Children Make Up Less Of America's Population Than Ever BeforeMonica Bielanko
The share of children in the United States has hit a record low, even counting the children from immigrant families, although they are said to be the fastest-growing segment of America’s youth.
As the Associated Press reports, right now the share of children in the U.S. is 24 percent. That’s two percent lower than the previous low in 1990. It’s projected to slip to 23 by 2050 while the percentage of people 65 and older is expected to jump from 13 percent to 20. Compare those numbers to 1900, when the share of children reached as high as 40 percent, compared to a much smaller 4 percent share for seniors 65 and older.
Although there are less children, one in four people under 18 is the child of an immigrant, which indicates legal and illegal immigrants and minority births are increasing the population. As Strollerderby has previously reported, white kids will become minority this decade.
“The ‘minority youth bulge’ is being driven primarily by children in immigrant families,” said Mark Mather, associate vice president of the Population Reference Bureau who co-wrote a report released Tuesday on the subject. “They are transforming America’s schools, and in a generation they will transform the racial-ethnic composition of the U.S. work force.”
Here are the numbers by race, as reported by the AP:
Since 2000, the increase for children in the U.S. — 1.9 million — has been due to racial and ethnic minorities.
Currently, 54 percent of the nation’s children are non-Hispanic white, compared to 23 percent Hispanic, 14 percent black, and 4 percent Asian.
Over the past decade, the number of non-Hispanic white children declined 10 percent to 39.7 million, while the number of minority children rose 22 percent to 34.5 million. Hispanics, as well as Asians, Native Hawaiians, Pacific Islanders and multiracial children represented all of the growth. The number of black and American Indian children declined.
In nearly one of five U.S. counties, minority children already outnumber white children.
So, back in the day there were tons of children and not as many seniors. When our children grow up there will likely be an equal number of seniors and children. How do you feel about that? The census data says that as this generation grows up, it will become a shrinking work force that has to support the growing elderly population. Could there be a different outcome?

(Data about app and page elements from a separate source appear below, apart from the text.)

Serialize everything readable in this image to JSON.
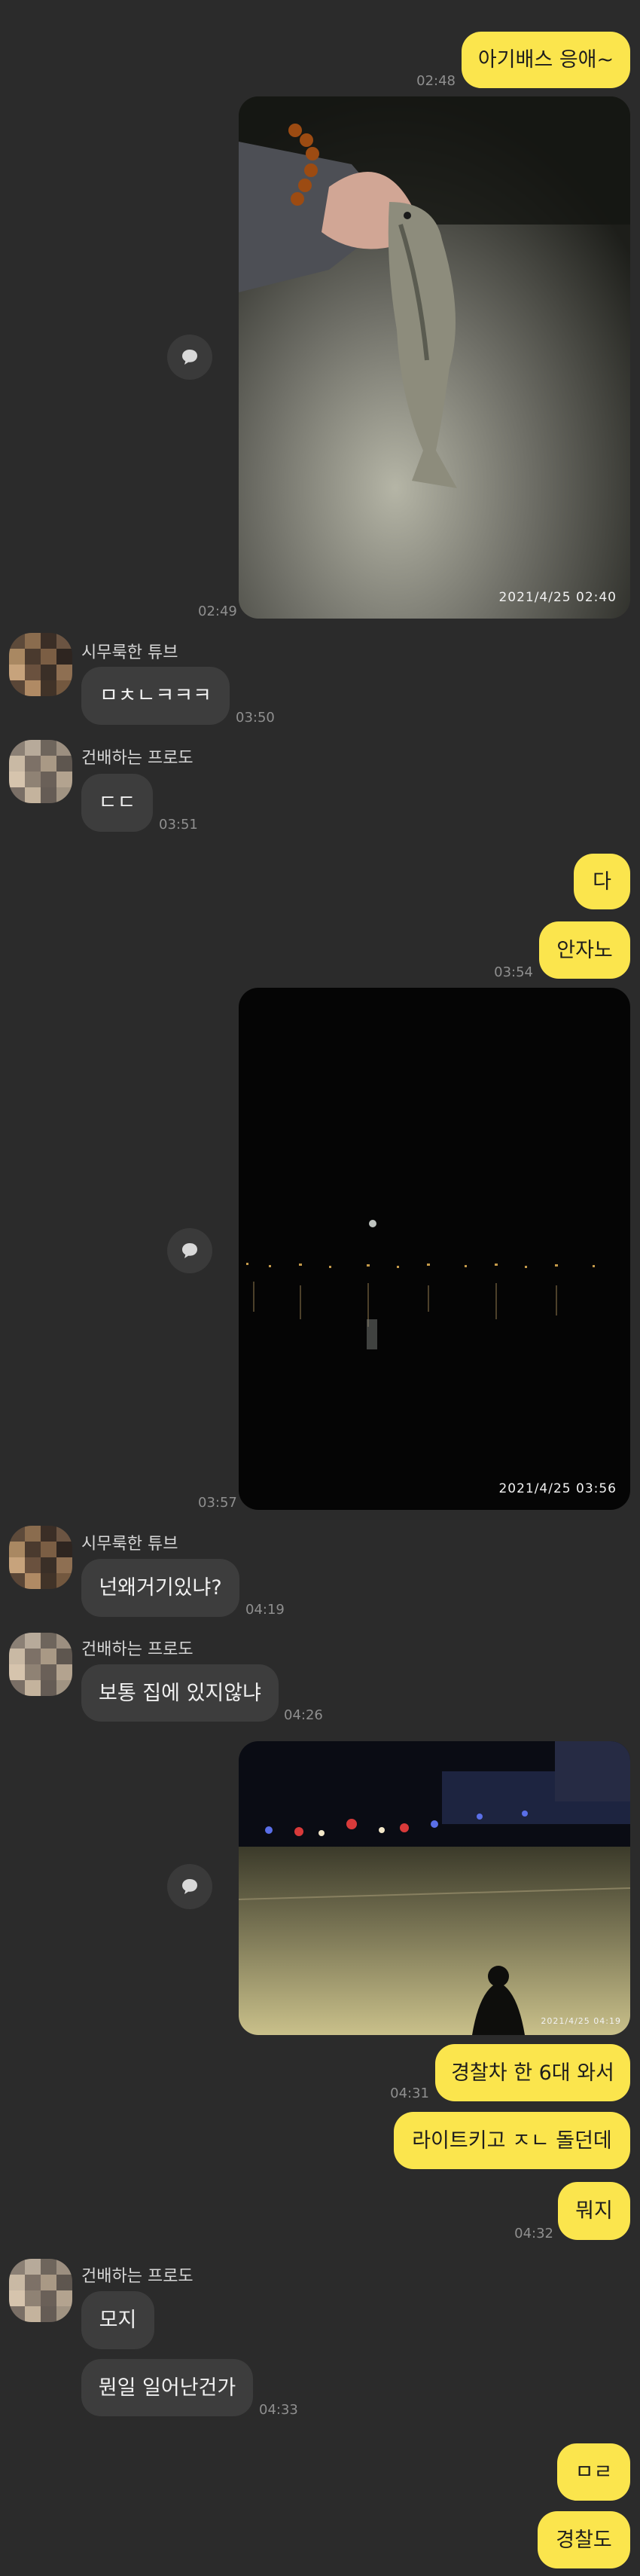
{
  "messages": {
    "m1": {
      "text": "아기배스 응애~",
      "time": "02:48"
    },
    "photo1": {
      "stamp": "2021/4/25  02:40",
      "time": "02:49"
    },
    "g1": {
      "name": "시무룩한 튜브",
      "text": "ㅁㅊㄴㅋㅋㅋ",
      "time": "03:50"
    },
    "g2": {
      "name": "건배하는 프로도",
      "text": "ㄷㄷ",
      "time": "03:51"
    },
    "m2": {
      "text": "다"
    },
    "m3": {
      "text": "안자노",
      "time": "03:54"
    },
    "photo2": {
      "stamp": "2021/4/25  03:56",
      "time": "03:57"
    },
    "g3": {
      "name": "시무룩한 튜브",
      "text": "넌왜거기있냐?",
      "time": "04:19"
    },
    "g4": {
      "name": "건배하는 프로도",
      "text": "보통 집에 있지않냐",
      "time": "04:26"
    },
    "photo3": {
      "stamp": "2021/4/25  04:19"
    },
    "m4": {
      "text": "경찰차 한 6대 와서",
      "time": "04:31"
    },
    "m5": {
      "text": "라이트키고 ㅈㄴ 돌던데"
    },
    "m6": {
      "text": "뭐지",
      "time": "04:32"
    },
    "g5": {
      "name": "건배하는 프로도",
      "text": "모지"
    },
    "g6": {
      "text": "뭔일 일어난건가",
      "time": "04:33"
    },
    "m7": {
      "text": "ㅁㄹ"
    },
    "m8": {
      "text": "경찰도"
    }
  },
  "icons": {
    "share": "share-speech-bubble-icon",
    "avatar": "pixelated-avatar"
  },
  "colors": {
    "background": "#2b2b2b",
    "my_bubble": "#fbe54d",
    "other_bubble": "#3d3d3d",
    "timestamp": "#8f8f8f"
  }
}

What is the ideal scenario?
William P. O’Hare, a consultant with a children’s advocacy group says future generations will suffer. “There are important implications for the future of the U.S. because the increasing costs of providing for an older population may reduce the public resources that go to children”.
Will our children have the resources they need to care for us?
Lots more numbers, including where a majority of American’s live, (city or suburbs?) here.